Required work: Set down the entries below exactly as written.

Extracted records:
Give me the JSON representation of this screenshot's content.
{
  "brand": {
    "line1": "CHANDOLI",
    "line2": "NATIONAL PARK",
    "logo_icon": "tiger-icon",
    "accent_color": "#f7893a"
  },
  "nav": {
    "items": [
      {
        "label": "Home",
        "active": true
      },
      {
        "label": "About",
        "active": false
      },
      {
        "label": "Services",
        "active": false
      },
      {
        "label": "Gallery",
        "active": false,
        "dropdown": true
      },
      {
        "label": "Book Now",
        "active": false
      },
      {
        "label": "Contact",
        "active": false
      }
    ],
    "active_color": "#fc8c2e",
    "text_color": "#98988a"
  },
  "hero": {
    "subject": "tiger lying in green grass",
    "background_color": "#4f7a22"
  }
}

Task result:
Give me the JSON representation of this screenshot's content.
{
  "brand": {
    "line1": "CHANDOLI",
    "line2": "NATIONAL PARK",
    "logo_icon": "tiger-icon",
    "accent_color": "#f7893a"
  },
  "nav": {
    "items": [
      {
        "label": "Home",
        "active": true
      },
      {
        "label": "About",
        "active": false
      },
      {
        "label": "Services",
        "active": false
      },
      {
        "label": "Gallery",
        "active": false,
        "dropdown": true
      },
      {
        "label": "Book Now",
        "active": false
      },
      {
        "label": "Contact",
        "active": false
      }
    ],
    "active_color": "#fc8c2e",
    "text_color": "#98988a"
  },
  "hero": {
    "subject": "tiger lying in green grass",
    "background_color": "#4f7a22"
  }
}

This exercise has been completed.